== Directions ==
Reproduce each record verbatim, images excluded.

== Records supplied ==
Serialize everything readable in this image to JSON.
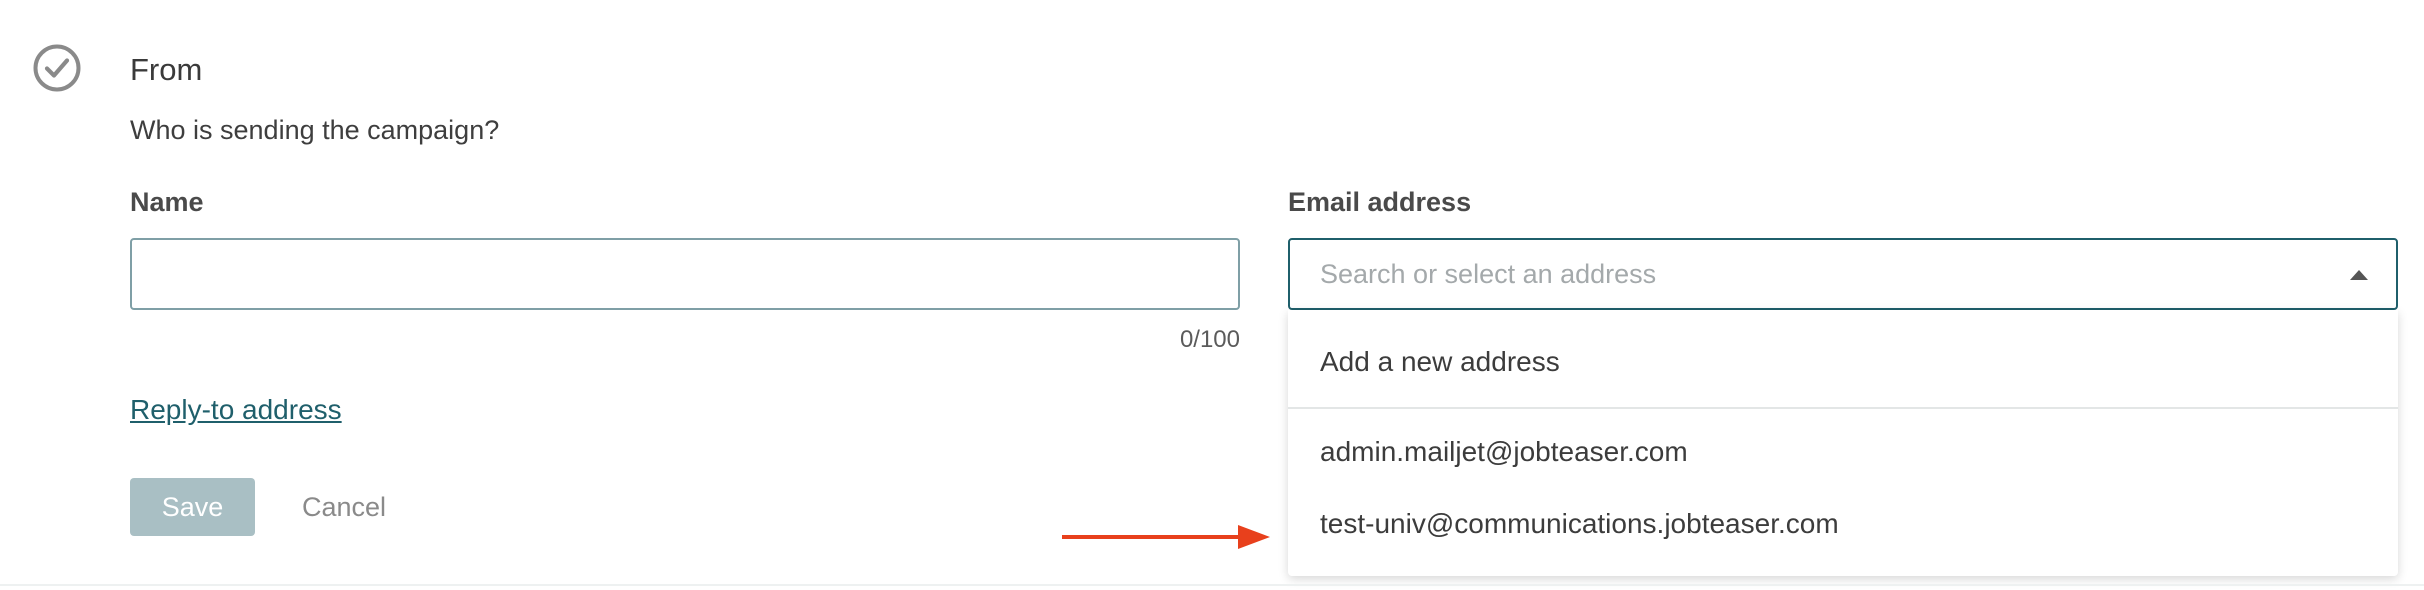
{
  "section": {
    "title": "From",
    "subtitle": "Who is sending the campaign?"
  },
  "name_field": {
    "label": "Name",
    "value": "",
    "counter": "0/100"
  },
  "email_field": {
    "label": "Email address",
    "placeholder": "Search or select an address",
    "options": {
      "add_new": "Add a new address",
      "address_1": "admin.mailjet@jobteaser.com",
      "address_2": "test-univ@communications.jobteaser.com"
    }
  },
  "reply_to_link": "Reply-to address",
  "actions": {
    "save_label": "Save",
    "cancel_label": "Cancel"
  },
  "icons": {
    "status": "check-circle-icon",
    "dropdown": "caret-up-icon",
    "annotation": "arrow-right-icon"
  },
  "colors": {
    "accent": "#1f5f6b",
    "save_disabled": "#a9bfc4",
    "annotation_arrow": "#e8401c"
  }
}
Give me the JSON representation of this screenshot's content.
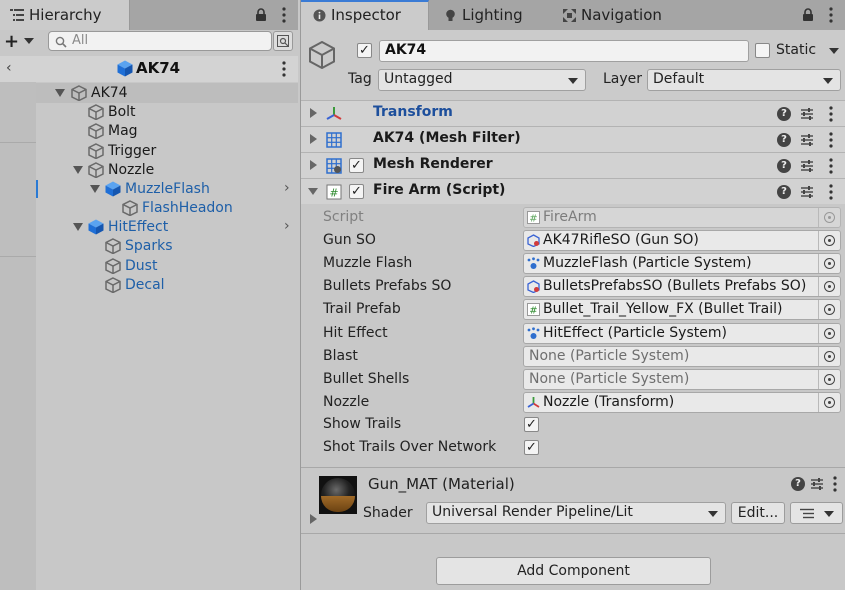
{
  "hierarchy": {
    "tab_title": "Hierarchy",
    "search_placeholder": "All",
    "scene_title": "AK74",
    "tree": [
      {
        "label": "AK74"
      },
      {
        "label": "Bolt"
      },
      {
        "label": "Mag"
      },
      {
        "label": "Trigger"
      },
      {
        "label": "Nozzle"
      },
      {
        "label": "MuzzleFlash"
      },
      {
        "label": "FlashHeadon"
      },
      {
        "label": "HitEffect"
      },
      {
        "label": "Sparks"
      },
      {
        "label": "Dust"
      },
      {
        "label": "Decal"
      }
    ]
  },
  "inspector": {
    "tabs": [
      {
        "label": "Inspector"
      },
      {
        "label": "Lighting"
      },
      {
        "label": "Navigation"
      }
    ],
    "object_name": "AK74",
    "static_label": "Static",
    "tag_label": "Tag",
    "tag_value": "Untagged",
    "layer_label": "Layer",
    "layer_value": "Default",
    "components": [
      {
        "title": "Transform"
      },
      {
        "title": "AK74 (Mesh Filter)"
      },
      {
        "title": "Mesh Renderer"
      },
      {
        "title": "Fire Arm (Script)"
      }
    ],
    "fields": [
      {
        "label": "Script",
        "value": "FireArm"
      },
      {
        "label": "Gun SO",
        "value": "AK47RifleSO (Gun SO)"
      },
      {
        "label": "Muzzle Flash",
        "value": "MuzzleFlash (Particle System)"
      },
      {
        "label": "Bullets Prefabs SO",
        "value": "BulletsPrefabsSO (Bullets Prefabs SO)"
      },
      {
        "label": "Trail Prefab",
        "value": "Bullet_Trail_Yellow_FX (Bullet Trail)"
      },
      {
        "label": "Hit Effect",
        "value": "HitEffect (Particle System)"
      },
      {
        "label": "Blast",
        "value": "None (Particle System)"
      },
      {
        "label": "Bullet Shells",
        "value": "None (Particle System)"
      },
      {
        "label": "Nozzle",
        "value": "Nozzle (Transform)"
      },
      {
        "label": "Show Trails"
      },
      {
        "label": "Shot Trails Over Network"
      }
    ],
    "material": {
      "title": "Gun_MAT (Material)",
      "shader_label": "Shader",
      "shader_value": "Universal Render Pipeline/Lit",
      "edit_label": "Edit..."
    },
    "add_component_label": "Add Component"
  },
  "colors": {
    "panel_bg": "#c8c8c8",
    "prefab_blue": "#1e5fa8",
    "accent": "#3a7bd5"
  }
}
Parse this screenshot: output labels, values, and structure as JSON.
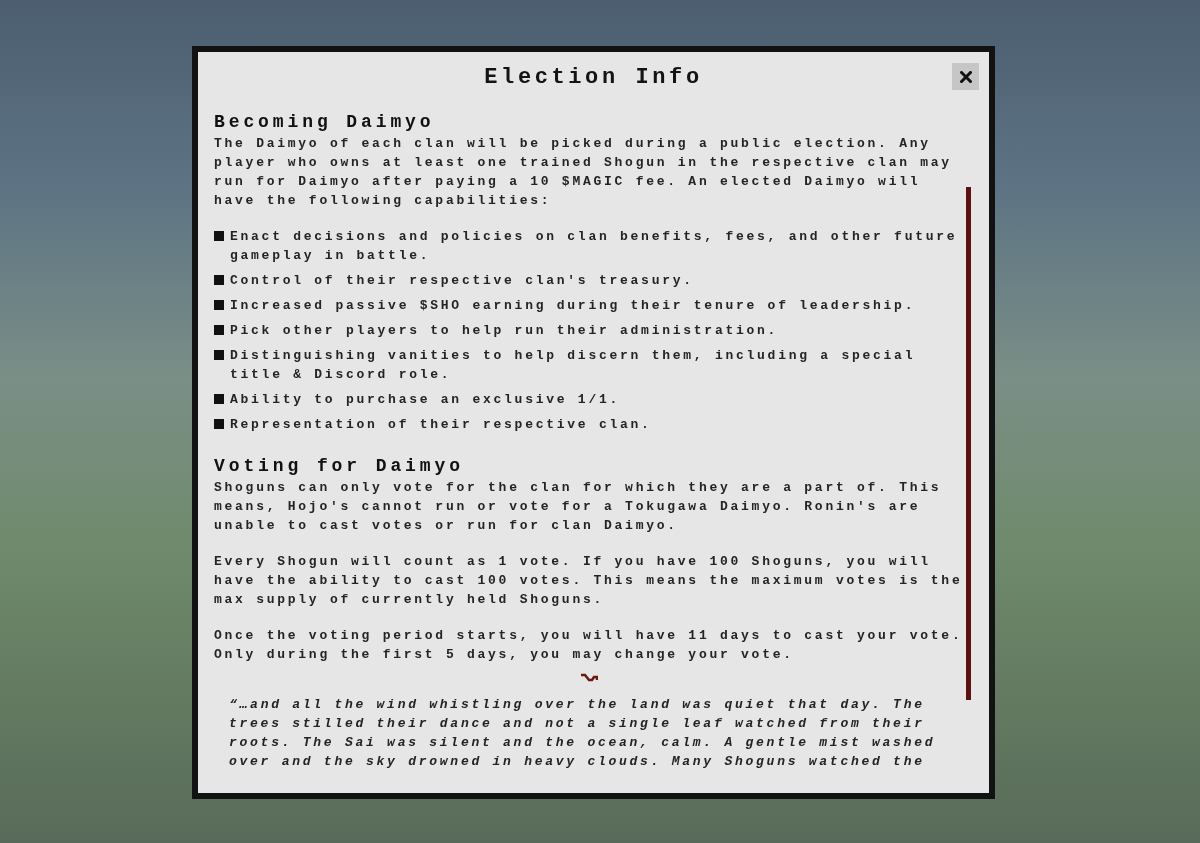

== Answer ==
Serialize everything readable in this image to JSON.
{
  "section": {
    "title": "From",
    "subtitle": "Who is sending the campaign?"
  },
  "name_field": {
    "label": "Name",
    "value": "",
    "counter": "0/100"
  },
  "email_field": {
    "label": "Email address",
    "placeholder": "Search or select an address",
    "options": {
      "add_new": "Add a new address",
      "address_1": "admin.mailjet@jobteaser.com",
      "address_2": "test-univ@communications.jobteaser.com"
    }
  },
  "reply_to_link": "Reply-to address",
  "actions": {
    "save_label": "Save",
    "cancel_label": "Cancel"
  },
  "icons": {
    "status": "check-circle-icon",
    "dropdown": "caret-up-icon",
    "annotation": "arrow-right-icon"
  },
  "colors": {
    "accent": "#1f5f6b",
    "save_disabled": "#a9bfc4",
    "annotation_arrow": "#e8401c"
  }
}
Give me the JSON representation of this screenshot's content.
{
  "hierarchy": {
    "tab_title": "Hierarchy",
    "search_placeholder": "All",
    "scene_title": "AK74",
    "tree": [
      {
        "label": "AK74"
      },
      {
        "label": "Bolt"
      },
      {
        "label": "Mag"
      },
      {
        "label": "Trigger"
      },
      {
        "label": "Nozzle"
      },
      {
        "label": "MuzzleFlash"
      },
      {
        "label": "FlashHeadon"
      },
      {
        "label": "HitEffect"
      },
      {
        "label": "Sparks"
      },
      {
        "label": "Dust"
      },
      {
        "label": "Decal"
      }
    ]
  },
  "inspector": {
    "tabs": [
      {
        "label": "Inspector"
      },
      {
        "label": "Lighting"
      },
      {
        "label": "Navigation"
      }
    ],
    "object_name": "AK74",
    "static_label": "Static",
    "tag_label": "Tag",
    "tag_value": "Untagged",
    "layer_label": "Layer",
    "layer_value": "Default",
    "components": [
      {
        "title": "Transform"
      },
      {
        "title": "AK74 (Mesh Filter)"
      },
      {
        "title": "Mesh Renderer"
      },
      {
        "title": "Fire Arm (Script)"
      }
    ],
    "fields": [
      {
        "label": "Script",
        "value": "FireArm"
      },
      {
        "label": "Gun SO",
        "value": "AK47RifleSO (Gun SO)"
      },
      {
        "label": "Muzzle Flash",
        "value": "MuzzleFlash (Particle System)"
      },
      {
        "label": "Bullets Prefabs SO",
        "value": "BulletsPrefabsSO (Bullets Prefabs SO)"
      },
      {
        "label": "Trail Prefab",
        "value": "Bullet_Trail_Yellow_FX (Bullet Trail)"
      },
      {
        "label": "Hit Effect",
        "value": "HitEffect (Particle System)"
      },
      {
        "label": "Blast",
        "value": "None (Particle System)"
      },
      {
        "label": "Bullet Shells",
        "value": "None (Particle System)"
      },
      {
        "label": "Nozzle",
        "value": "Nozzle (Transform)"
      },
      {
        "label": "Show Trails"
      },
      {
        "label": "Shot Trails Over Network"
      }
    ],
    "material": {
      "title": "Gun_MAT (Material)",
      "shader_label": "Shader",
      "shader_value": "Universal Render Pipeline/Lit",
      "edit_label": "Edit..."
    },
    "add_component_label": "Add Component"
  },
  "colors": {
    "panel_bg": "#c8c8c8",
    "prefab_blue": "#1e5fa8",
    "accent": "#3a7bd5"
  }
}
Parse this screenshot: output labels, values, and structure as JSON.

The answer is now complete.